A joint agreement between Bahrain and India gives us hope about the status of Indian workers and housemaids in the country. According to Gulf Daily News, the leading English daily in Bahrain:
A COMPREHENSIVE labour agreement that aims to protect the welfare of Indian workers and housemaids is to be signed between Bahrain and India next month. Overseas Indian Affairs Minister Vayalar Ravi will authorise the deal with Labour Minister Dr Majeed Al Alawi during a visit to Bahrain on December 4. They signed an initial Memorandum of Understanding (MoU) in Kumarakom, Kerala earlier this year.

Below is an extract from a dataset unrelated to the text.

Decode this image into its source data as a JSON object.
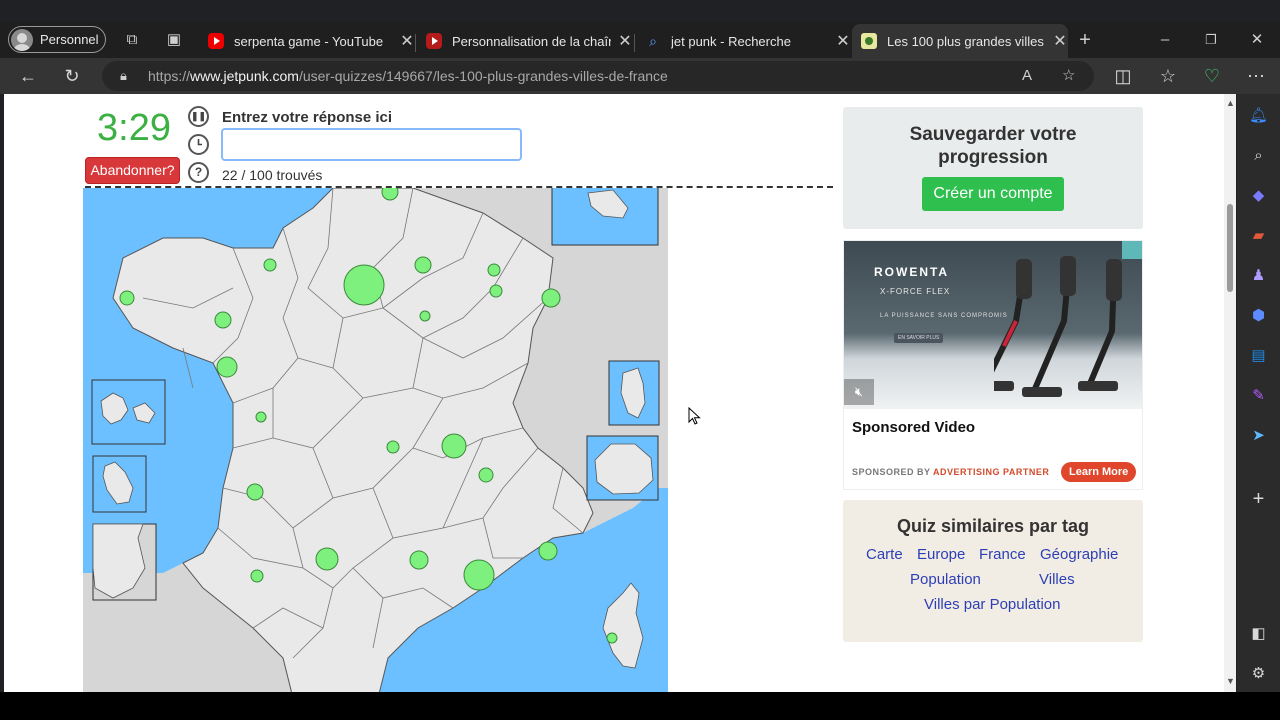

"Once the final agreement is signed, Bahrain will become the fifth country in the Gulf to sign an MoU on labour and manpower co-operation with India," Mr Ravi told a Press conference at the Sheraton Hotel yesterday.
"It will have special clauses to protect housemaids who are not covered by labour laws in the Gulf, including Bahrain."
Mr Ravi said a meeting of Indian Ambassadors in the Gulf would be held in New Delhi on November 27 and 28.
"Ambassadors of a few other labour receiving countries will also attend the meeting, which will discuss various issues facing expatriate Indian workers."
Mr Ravi said India had already signed similar MoUs with the UAE, Oman, Qatar and Kuwait. "It has gone a long way in protecting the interest of our workers.
"The UAE government has issued strict guidelines to employers on improving the living and working conditions of Indian workers. More than 150 inspectors have been appointed to ensure that the guidelines are implemented."
Mr Ravi said his ministry has introduced a minimum wage of $250 to $300 (BD94.500-BD113.400) for Indian housemaids working in the Gulf. "I am happy that it has been implemented successfully in Bahrain," he said.
"Employers are also advised to provide mobile phones to housemaids to ensure that every Indian domestic worker is connected to the embassy."
Indian Ambassador Balkrishna Shetty said the MoU would help ensure the smooth flow of workers as per the requirements of the kingdom. "It will cover a clause to ensure that the right person is recruited for the right job with proper salary," he told the GDN.
"Workers should add value to the labour market and the economy here. It helps enhance productivity in all sectors."
Another highlight will be provision for joint recruitment and training of workers by both countries, said Mr Shetty.
"The MoU will go a long way in reducing the number of cases of exploitation of workers by unscrupulous agents."
Mr Ravi urged the investors from the Gulf to look at India as an investment destination.
"Power generation, petroleum and fertiliser are areas where they can invest and make profits," he said.
"The global economic crisis has not affected India the way other countries have been because of the well regulated banking system and the massive consumer market dominated by more than 350 million people from the middle class."
We sincerely hope that the situation of migrant workers in the Gulf will improve and that their rights would be legally protected, but many of us would just like to see these countries live up to their promises instead of simply making them. There is still a long way to go to secure migrant human rights and significantly improve their living conditions within the Gulf.